***** RECORDED DATA *****

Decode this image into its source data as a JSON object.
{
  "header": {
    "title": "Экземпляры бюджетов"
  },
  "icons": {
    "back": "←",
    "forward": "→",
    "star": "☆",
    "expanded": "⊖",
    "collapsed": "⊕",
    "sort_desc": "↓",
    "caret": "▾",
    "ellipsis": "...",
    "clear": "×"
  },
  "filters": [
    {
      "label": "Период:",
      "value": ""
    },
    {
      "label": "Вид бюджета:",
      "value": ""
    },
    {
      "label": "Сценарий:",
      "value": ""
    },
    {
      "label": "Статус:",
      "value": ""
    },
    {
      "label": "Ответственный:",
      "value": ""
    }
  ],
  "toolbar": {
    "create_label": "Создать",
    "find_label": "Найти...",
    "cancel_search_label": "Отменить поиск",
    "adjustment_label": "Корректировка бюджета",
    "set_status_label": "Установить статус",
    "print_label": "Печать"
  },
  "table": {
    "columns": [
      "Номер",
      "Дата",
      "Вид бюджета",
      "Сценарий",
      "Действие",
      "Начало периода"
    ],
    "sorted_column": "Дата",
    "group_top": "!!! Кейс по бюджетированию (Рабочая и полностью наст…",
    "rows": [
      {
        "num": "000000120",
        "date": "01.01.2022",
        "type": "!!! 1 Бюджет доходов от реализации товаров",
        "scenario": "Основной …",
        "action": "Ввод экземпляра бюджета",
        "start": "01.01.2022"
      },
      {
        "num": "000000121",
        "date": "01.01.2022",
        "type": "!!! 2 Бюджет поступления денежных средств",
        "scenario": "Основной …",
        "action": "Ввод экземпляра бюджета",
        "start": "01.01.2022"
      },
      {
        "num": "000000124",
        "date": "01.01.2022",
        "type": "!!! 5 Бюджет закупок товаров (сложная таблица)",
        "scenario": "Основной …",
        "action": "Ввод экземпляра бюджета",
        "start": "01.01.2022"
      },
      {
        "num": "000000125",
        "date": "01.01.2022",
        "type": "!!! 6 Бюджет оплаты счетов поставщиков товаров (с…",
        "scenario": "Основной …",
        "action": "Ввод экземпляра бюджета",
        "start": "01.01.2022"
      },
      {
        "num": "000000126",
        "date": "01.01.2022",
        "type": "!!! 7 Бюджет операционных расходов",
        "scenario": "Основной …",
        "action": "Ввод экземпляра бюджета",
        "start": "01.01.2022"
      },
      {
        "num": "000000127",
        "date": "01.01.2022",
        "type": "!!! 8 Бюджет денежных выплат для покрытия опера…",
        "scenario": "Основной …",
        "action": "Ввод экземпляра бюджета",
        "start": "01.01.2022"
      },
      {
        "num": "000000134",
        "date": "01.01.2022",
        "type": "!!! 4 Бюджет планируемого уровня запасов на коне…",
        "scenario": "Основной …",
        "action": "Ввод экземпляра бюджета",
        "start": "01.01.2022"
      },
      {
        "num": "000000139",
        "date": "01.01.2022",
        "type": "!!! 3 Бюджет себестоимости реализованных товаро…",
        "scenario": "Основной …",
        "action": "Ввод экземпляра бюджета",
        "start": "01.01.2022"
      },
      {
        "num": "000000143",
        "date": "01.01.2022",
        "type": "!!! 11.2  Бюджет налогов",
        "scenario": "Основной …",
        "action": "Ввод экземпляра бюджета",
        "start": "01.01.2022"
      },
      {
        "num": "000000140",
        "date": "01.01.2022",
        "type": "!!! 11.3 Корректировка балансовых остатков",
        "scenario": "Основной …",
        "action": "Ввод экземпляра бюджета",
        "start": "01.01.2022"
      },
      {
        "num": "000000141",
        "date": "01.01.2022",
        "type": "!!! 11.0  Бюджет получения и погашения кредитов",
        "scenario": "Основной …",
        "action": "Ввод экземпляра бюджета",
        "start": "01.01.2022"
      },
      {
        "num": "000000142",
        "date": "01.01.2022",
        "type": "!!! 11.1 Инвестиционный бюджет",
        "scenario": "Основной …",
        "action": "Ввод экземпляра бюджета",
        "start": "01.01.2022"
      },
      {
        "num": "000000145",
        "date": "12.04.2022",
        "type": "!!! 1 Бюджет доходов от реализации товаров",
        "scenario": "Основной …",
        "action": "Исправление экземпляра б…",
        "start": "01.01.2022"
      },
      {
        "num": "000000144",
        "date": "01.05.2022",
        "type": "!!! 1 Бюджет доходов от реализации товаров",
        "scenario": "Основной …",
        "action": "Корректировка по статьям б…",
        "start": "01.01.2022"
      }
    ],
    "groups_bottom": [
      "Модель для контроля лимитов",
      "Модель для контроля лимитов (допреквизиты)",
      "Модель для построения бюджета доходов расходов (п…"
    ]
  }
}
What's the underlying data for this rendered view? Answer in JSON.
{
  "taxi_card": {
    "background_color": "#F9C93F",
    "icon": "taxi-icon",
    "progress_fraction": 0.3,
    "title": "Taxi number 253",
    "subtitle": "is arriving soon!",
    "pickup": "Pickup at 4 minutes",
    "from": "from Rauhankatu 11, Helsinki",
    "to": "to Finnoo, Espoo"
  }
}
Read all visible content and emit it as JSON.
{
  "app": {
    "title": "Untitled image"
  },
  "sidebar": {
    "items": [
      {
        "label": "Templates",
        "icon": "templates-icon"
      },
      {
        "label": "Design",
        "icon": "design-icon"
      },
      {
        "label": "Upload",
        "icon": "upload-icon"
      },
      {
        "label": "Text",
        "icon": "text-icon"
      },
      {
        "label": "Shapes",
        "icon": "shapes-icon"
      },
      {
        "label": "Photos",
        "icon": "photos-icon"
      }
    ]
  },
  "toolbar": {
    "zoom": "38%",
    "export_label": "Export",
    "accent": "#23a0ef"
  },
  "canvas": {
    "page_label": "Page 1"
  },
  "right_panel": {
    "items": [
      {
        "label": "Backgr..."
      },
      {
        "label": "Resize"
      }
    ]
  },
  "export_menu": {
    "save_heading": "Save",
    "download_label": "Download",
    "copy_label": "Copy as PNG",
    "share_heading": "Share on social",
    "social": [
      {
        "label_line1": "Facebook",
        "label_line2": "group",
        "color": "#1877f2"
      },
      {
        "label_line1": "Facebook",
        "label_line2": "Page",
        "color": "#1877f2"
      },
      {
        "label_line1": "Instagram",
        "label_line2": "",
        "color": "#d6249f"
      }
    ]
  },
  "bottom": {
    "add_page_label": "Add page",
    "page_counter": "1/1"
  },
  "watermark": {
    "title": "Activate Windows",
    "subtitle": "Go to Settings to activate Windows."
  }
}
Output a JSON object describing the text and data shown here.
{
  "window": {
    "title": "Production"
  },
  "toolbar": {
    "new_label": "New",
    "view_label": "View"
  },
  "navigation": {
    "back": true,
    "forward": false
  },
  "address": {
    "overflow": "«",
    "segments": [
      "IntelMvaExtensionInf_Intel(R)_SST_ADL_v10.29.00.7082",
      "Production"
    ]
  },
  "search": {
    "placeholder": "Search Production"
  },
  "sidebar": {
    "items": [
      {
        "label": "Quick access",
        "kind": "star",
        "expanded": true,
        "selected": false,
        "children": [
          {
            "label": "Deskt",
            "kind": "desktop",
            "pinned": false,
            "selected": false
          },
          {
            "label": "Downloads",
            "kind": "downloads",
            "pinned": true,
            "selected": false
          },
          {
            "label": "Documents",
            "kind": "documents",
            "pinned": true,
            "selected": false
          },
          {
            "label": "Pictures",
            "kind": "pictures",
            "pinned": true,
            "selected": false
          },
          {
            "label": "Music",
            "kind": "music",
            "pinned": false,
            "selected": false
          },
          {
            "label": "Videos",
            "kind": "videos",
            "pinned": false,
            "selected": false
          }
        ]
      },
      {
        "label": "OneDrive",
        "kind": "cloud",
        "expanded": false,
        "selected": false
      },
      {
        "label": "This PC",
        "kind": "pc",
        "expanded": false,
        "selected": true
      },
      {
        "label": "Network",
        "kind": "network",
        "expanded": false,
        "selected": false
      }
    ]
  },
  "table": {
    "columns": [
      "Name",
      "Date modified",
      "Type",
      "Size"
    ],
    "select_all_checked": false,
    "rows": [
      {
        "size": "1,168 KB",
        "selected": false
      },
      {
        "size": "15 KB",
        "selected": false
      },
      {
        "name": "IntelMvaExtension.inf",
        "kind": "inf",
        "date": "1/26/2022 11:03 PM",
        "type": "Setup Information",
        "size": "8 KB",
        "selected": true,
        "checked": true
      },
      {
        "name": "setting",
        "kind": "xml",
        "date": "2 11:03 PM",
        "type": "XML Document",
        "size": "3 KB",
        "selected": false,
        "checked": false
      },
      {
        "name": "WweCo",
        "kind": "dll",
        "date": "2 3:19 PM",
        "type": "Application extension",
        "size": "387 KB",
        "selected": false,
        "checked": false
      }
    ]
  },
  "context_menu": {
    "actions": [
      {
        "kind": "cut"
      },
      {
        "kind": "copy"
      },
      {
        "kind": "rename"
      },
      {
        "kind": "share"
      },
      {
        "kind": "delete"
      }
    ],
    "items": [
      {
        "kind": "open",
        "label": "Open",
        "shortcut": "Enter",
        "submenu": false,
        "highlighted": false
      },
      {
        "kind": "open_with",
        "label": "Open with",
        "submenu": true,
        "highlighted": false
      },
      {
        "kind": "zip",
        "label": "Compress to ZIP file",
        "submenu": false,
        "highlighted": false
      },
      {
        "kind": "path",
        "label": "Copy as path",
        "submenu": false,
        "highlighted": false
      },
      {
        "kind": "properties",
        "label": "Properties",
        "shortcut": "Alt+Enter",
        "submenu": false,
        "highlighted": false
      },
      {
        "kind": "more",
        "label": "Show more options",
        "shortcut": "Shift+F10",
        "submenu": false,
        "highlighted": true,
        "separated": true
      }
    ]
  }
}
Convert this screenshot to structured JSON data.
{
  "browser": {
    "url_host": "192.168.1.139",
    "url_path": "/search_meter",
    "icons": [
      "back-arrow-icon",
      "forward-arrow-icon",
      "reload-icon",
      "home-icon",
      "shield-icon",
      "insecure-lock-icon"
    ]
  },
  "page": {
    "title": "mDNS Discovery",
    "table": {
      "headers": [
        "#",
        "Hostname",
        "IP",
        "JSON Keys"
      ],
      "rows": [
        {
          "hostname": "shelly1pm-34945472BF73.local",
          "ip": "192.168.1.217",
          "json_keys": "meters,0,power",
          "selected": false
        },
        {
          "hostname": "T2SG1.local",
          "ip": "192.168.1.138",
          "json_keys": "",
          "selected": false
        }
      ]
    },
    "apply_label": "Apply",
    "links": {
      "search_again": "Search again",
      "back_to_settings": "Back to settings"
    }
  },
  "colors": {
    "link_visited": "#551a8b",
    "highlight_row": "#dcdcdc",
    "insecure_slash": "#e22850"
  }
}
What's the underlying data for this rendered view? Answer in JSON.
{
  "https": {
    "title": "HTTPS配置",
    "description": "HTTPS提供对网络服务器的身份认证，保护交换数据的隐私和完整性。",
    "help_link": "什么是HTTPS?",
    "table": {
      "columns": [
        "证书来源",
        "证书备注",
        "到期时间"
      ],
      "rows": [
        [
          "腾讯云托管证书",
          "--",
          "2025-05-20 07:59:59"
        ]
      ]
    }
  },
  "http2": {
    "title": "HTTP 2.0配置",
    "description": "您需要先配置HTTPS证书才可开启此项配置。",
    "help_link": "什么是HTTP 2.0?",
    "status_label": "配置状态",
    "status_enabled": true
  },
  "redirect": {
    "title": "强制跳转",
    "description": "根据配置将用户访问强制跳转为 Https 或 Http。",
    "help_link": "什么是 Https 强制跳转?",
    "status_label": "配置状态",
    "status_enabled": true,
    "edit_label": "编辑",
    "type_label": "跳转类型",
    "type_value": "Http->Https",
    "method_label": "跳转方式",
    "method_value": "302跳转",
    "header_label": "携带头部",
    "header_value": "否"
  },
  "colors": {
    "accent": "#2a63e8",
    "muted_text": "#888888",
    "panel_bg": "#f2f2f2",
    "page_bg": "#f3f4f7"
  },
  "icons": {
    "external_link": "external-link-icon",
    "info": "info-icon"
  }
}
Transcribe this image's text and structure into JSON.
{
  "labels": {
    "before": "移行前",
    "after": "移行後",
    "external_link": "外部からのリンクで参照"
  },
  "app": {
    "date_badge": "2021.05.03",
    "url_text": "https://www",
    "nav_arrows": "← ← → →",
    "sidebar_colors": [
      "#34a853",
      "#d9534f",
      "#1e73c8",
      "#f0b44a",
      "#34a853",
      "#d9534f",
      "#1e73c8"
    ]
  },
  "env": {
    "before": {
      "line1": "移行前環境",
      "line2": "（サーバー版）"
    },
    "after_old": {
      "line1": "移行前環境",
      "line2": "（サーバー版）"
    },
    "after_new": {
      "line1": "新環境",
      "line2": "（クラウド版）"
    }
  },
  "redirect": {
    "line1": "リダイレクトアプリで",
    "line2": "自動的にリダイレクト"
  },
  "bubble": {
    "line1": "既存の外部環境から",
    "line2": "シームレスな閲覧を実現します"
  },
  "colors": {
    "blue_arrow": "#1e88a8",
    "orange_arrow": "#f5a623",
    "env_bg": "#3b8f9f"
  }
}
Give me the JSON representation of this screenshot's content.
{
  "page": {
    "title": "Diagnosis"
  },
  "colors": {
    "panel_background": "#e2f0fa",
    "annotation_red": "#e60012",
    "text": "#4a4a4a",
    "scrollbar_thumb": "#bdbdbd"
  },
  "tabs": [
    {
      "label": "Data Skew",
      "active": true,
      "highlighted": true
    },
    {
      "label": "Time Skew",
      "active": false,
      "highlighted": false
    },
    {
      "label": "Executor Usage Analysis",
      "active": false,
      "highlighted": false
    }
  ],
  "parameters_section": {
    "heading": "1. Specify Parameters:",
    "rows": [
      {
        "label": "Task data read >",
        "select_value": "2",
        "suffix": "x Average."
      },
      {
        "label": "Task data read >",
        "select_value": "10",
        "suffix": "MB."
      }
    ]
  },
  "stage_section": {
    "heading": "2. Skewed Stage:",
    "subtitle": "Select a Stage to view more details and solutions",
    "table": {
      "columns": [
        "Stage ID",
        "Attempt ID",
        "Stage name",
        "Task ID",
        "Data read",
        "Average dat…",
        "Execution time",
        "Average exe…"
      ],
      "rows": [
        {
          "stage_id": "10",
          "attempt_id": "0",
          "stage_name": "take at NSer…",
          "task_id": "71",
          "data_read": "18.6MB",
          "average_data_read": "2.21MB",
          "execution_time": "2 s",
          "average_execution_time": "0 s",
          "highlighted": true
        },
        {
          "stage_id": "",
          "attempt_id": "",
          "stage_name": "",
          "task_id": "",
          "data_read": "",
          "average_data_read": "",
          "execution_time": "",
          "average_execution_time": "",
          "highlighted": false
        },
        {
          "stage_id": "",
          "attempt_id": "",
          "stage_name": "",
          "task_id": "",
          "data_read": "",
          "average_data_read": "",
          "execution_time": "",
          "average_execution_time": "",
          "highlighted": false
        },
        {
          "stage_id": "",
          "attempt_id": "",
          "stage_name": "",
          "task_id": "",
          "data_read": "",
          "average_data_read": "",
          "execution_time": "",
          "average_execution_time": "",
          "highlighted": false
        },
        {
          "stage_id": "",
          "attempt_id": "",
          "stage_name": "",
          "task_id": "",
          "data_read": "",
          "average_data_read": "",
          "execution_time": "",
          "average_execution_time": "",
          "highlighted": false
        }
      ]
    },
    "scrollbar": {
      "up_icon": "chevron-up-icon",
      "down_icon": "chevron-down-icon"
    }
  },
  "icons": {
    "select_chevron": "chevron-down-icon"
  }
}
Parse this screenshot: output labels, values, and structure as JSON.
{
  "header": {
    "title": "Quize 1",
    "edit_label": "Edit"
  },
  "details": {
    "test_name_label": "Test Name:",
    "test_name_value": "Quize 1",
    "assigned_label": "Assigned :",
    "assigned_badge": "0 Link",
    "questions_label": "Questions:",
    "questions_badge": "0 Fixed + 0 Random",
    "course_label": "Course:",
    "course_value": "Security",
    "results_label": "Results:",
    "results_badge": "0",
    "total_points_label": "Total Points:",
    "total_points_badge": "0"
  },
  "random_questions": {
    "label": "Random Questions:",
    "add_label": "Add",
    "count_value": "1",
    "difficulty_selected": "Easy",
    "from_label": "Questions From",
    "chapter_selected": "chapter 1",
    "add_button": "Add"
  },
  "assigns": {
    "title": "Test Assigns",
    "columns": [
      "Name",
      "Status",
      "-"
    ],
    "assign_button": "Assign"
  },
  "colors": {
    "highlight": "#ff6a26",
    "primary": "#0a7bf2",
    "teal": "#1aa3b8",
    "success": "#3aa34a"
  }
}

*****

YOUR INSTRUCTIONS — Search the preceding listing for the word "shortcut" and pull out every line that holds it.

RESPONSE FOR THIS EXERCISE —
        "shortcut": "Enter",
        "shortcut": "Alt+Enter",
        "shortcut": "Shift+F10",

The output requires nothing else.